It's supposed to be good for scrubbing your teeth and keeping your fridge sweet smelling. But now researchers from the University of Cambridge report in Nature that they used sodium bicarbonate (aka baking soda) to locate malignant tumors in mice. The finding paves the way for a new, noninvasive way of detecting tumors earlier, potentially sparing thousands of lives. The way it works: bicarbonate, an alkaline, rushes to areas in the body that are unnaturally acidic—including cancer cells—to try to balance them. Cancer cells release carbon dioxide when exposed to bicarbonate, which reduces the acidity. Knowing this, the researchers injected diseased mice with baking soda and were able to pinpoint tumors by their CO2 release, which was captured by an MRI machine 20,000 times more powerful than those commonly used. Study co-author and Cambridge biochemist Kevin Brindle told the BBC that the new technique also holds promise for showing how well tumors are responding to treatment. Human clinical trials are set to begin next year.
Dead Planet? Mars water may have been to salty for life
Microbial life on Mars may have died off as quickly as it evolved—a victim of over-seasoning, perhaps. NASA's Opportunity rover identified minerals on the Red Planet's Meridiani Planum that were most likely deposited by liquid water, long since evaporated. Now researchers have used geochemical models to calculate how salty that water would have been. They report in Science that those ancient ponds were far saltier than the vast majority of Earthly organisms could have tolerated, suggesting that life on Mars might never have had a chance.
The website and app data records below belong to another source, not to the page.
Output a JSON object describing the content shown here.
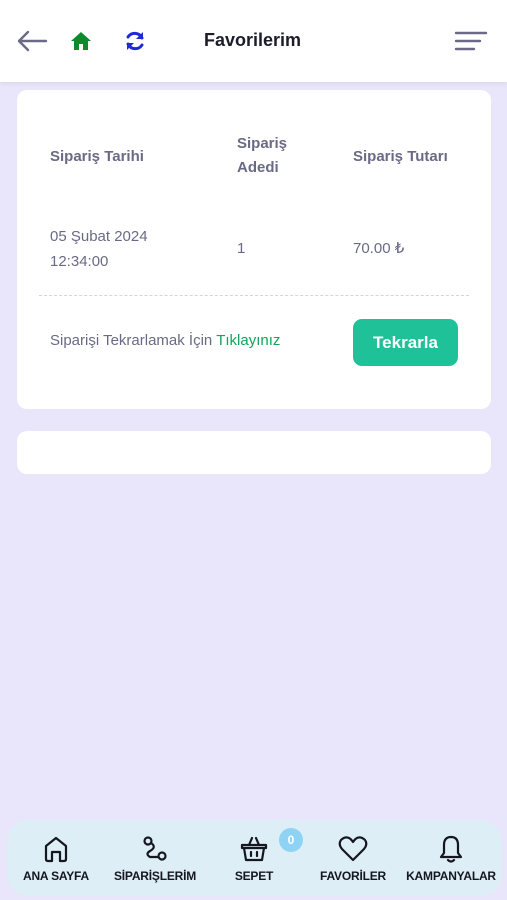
{
  "header": {
    "title": "Favorilerim",
    "back_icon": "arrow-left-icon",
    "home_icon": "home-icon",
    "refresh_icon": "refresh-icon",
    "menu_icon": "menu-icon"
  },
  "order_card": {
    "columns": {
      "date": "Sipariş Tarihi",
      "count": "Sipariş Adedi",
      "total": "Sipariş Tutarı"
    },
    "row": {
      "date": "05 Şubat 2024",
      "time": "12:34:00",
      "count": "1",
      "total": "70.00 ₺"
    },
    "repeat_text": "Siparişi Tekrarlamak İçin",
    "repeat_link": "Tıklayınız",
    "repeat_button": "Tekrarla"
  },
  "bottom_nav": {
    "items": [
      {
        "label": "ANA SAYFA",
        "icon": "home-outline-icon"
      },
      {
        "label": "SİPARİŞLERİM",
        "icon": "route-icon"
      },
      {
        "label": "SEPET",
        "icon": "basket-icon"
      },
      {
        "label": "FAVORİLER",
        "icon": "heart-icon"
      },
      {
        "label": "KAMPANYALAR",
        "icon": "bell-icon"
      }
    ],
    "cart_badge": "0"
  },
  "colors": {
    "background": "#e9e6fb",
    "accent_green": "#13a35a",
    "button_teal": "#1ec198",
    "refresh_blue": "#1f2ad6",
    "nav_bg": "#ddeef6",
    "badge": "#8fd3f4"
  }
}
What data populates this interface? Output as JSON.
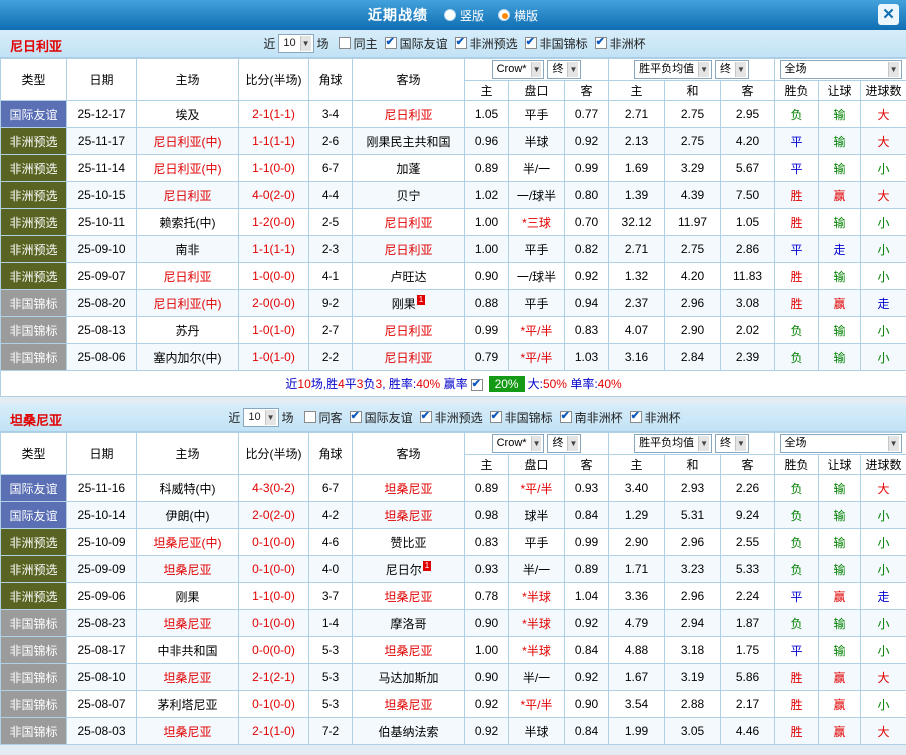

Anonymous donor bails out Fermilab
Work furloughs instituted at the nation's sole surviving particle physics laboratory—Fermi National Accelerator Laboratory in Batavia, Ill., home to the massive Tevatron particle accelerator—will no longer be necessary, the lab's director told employees last week. An anonymous donation of $5 million to the University of Chicago should counteract the unexpected 2008 budget cuts that forced all employees to take off one week per month, although the lab says it will still have to lay off about 140 employees. It's not the first bailout of a U.S. particle physics lab; theoretical physicist and hedge-fund billionaire James Simons donated $13 million to Brookhaven National Laboratory in Upton, N.Y., in 2006 to keep the Relativistic Heavy Ion Collider running.